While there are those who speculate that the recently detected methane spikes on Mars were caused by faulty sensors on NASA’s Mars rover Curiosity, scientists continue to debate the source of the odorless and colorless gas, however, they appear to be united in at least one aspect: determining the methane’s source.
Scientists have been publicly disagreeing on the source of the methane detected in the Mars atmosphere since it was first discovered by the Mariner 7 back in the late 1960s. The periodic readings have made it difficult to isolate a single source of the gas.
The implications of methane on the red planet are profound to astrobiologists and stargazers alike, as the existence of organic chemical methane could be evidence of life on Mars.
At the American Geophysical Union last June, it was again announced that there have been significant findings involving organic chemical methane on Mars. This has sparked a series of public speculations by some of the field’s most respected scientists.
Astrobiologist Dr. Daniel Glavin was quoted in a NASA transcript as having, “It could be biological, from maybe methanogenic bacteria deep in the subsurface releasing methane.” He explained that there were other possible causes of the methane reading as well which include what he referred to as “non-biological explanations” such as “water-rock interactions in the subsurface that could also produce the methane signals that we’re seeing.”
Now at this point we don’t know the origin of this methane. It could be biological, from maybe methanogenic bacteria deep in the subsurface releasing methane. But there are non-biological explanations as well – such as water-rock interactions in the subsurface that could also produce the methane signals that we’re seeing.

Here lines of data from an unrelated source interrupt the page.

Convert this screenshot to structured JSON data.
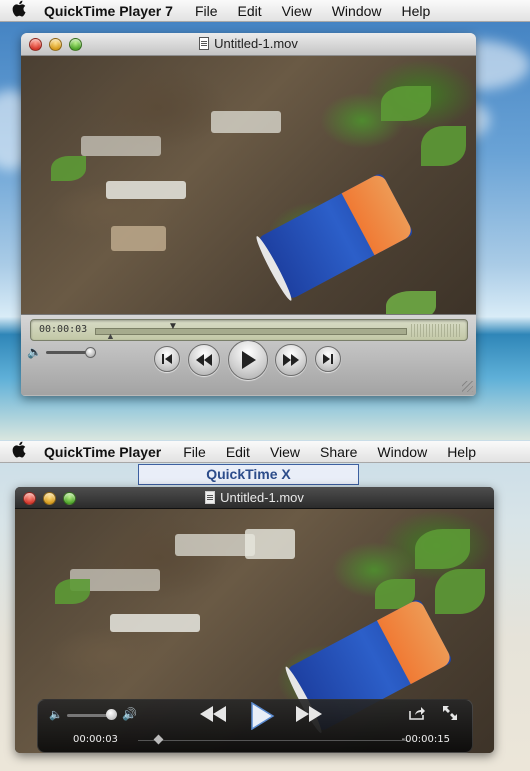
{
  "menubar_qt7": {
    "app_name": "QuickTime Player 7",
    "items": [
      "File",
      "Edit",
      "View",
      "Window",
      "Help"
    ]
  },
  "qt7_window": {
    "title": "Untitled-1.mov",
    "time": "00:00:03"
  },
  "menubar_qtx": {
    "app_name": "QuickTime Player",
    "items": [
      "File",
      "Edit",
      "View",
      "Share",
      "Window",
      "Help"
    ]
  },
  "qtx_label": "QuickTime X",
  "qtx_window": {
    "title": "Untitled-1.mov",
    "time_elapsed": "00:00:03",
    "time_remaining": "-00:00:15"
  },
  "icons": {
    "apple": "apple-icon",
    "rewind": "rewind-icon",
    "play": "play-icon",
    "fast_forward": "fast-forward-icon",
    "skip_back": "skip-to-start-icon",
    "skip_forward": "skip-to-end-icon",
    "share": "share-icon",
    "fullscreen": "fullscreen-icon"
  }
}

Other scientists, such as Kevin Zahnle, have received a considerable amount of attention lately for their skepticism. At a seminar held by the NASA Astrobiology Institute’s Virtual Planetary Lab in April of 2015, Zahnle stated he’s thinking that the methane “has to be coming from the rover.” Zahnle has been a scientist at the NASA Ames Research Center since 1988 and has previously proposed that Curiosity contains enough methane to generate such a reading.
Dr. Michael Mumma, a scientist involved in the discovery, came out and said that Zahnle and his fellow skeptics have been “a disservice” to the progress of discovery on Mars, the Daily Mail reported.
The Curiosity team is aware of the methane on-board and maintains that it is not the source. Chris Webster, a senior research scientist at NASA’s Jet Propulsion Laboratory, has called such speculations “misleading” while stating that the NASA researchers “are continuously monitoring that methane amount, and there hasn’t been evidence of any leakage during the entire mission.”
The debate will rage on until there is further evidence of methane discovered on Mars. Until there is overwhelming evidence of methane producing reactions on Mars, there is sure to be skepticism. Yet others maintain that ‘the truth is out there’ and that it is only a matter of time before extraterrestrial life is discovered.
Do you think there’s organic life on the red planet?